EXERCISE DIRECTIONS: All of the data below should be printed again word for word, pictures excluded.

┏━━

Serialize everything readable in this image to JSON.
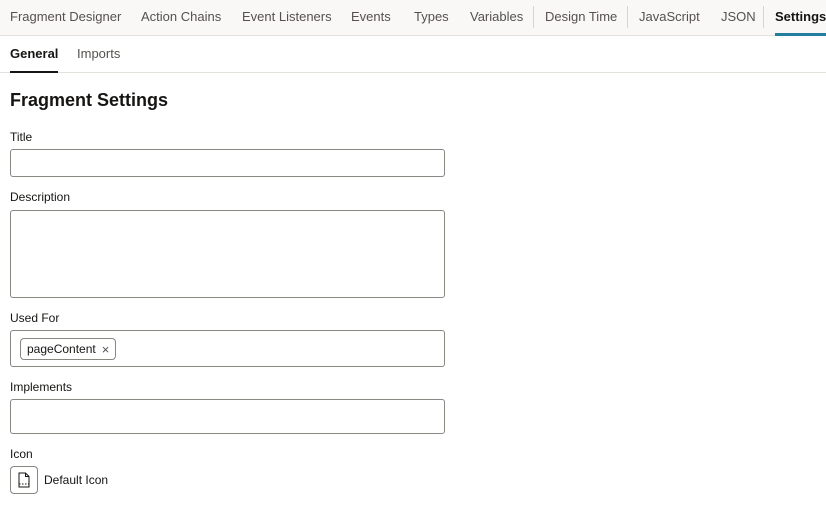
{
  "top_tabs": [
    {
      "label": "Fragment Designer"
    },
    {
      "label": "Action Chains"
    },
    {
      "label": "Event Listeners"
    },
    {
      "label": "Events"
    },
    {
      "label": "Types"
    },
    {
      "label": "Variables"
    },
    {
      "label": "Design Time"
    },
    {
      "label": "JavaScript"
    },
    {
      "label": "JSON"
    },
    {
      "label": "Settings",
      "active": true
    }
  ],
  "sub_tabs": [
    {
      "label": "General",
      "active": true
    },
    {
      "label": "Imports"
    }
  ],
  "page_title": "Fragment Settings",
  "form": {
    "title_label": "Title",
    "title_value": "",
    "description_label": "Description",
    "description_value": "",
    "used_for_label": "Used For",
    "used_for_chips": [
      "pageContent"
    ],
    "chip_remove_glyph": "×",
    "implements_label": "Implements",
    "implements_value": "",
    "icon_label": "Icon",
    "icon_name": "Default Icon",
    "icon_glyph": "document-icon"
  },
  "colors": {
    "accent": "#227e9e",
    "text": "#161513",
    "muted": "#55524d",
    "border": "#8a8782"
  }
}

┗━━

RESPONSE TO THE EXERCISE:
Serialize everything readable in this image to JSON.
{
  "top_tabs": [
    {
      "label": "Fragment Designer"
    },
    {
      "label": "Action Chains"
    },
    {
      "label": "Event Listeners"
    },
    {
      "label": "Events"
    },
    {
      "label": "Types"
    },
    {
      "label": "Variables"
    },
    {
      "label": "Design Time"
    },
    {
      "label": "JavaScript"
    },
    {
      "label": "JSON"
    },
    {
      "label": "Settings",
      "active": true
    }
  ],
  "sub_tabs": [
    {
      "label": "General",
      "active": true
    },
    {
      "label": "Imports"
    }
  ],
  "page_title": "Fragment Settings",
  "form": {
    "title_label": "Title",
    "title_value": "",
    "description_label": "Description",
    "description_value": "",
    "used_for_label": "Used For",
    "used_for_chips": [
      "pageContent"
    ],
    "chip_remove_glyph": "×",
    "implements_label": "Implements",
    "implements_value": "",
    "icon_label": "Icon",
    "icon_name": "Default Icon",
    "icon_glyph": "document-icon"
  },
  "colors": {
    "accent": "#227e9e",
    "text": "#161513",
    "muted": "#55524d",
    "border": "#8a8782"
  }
}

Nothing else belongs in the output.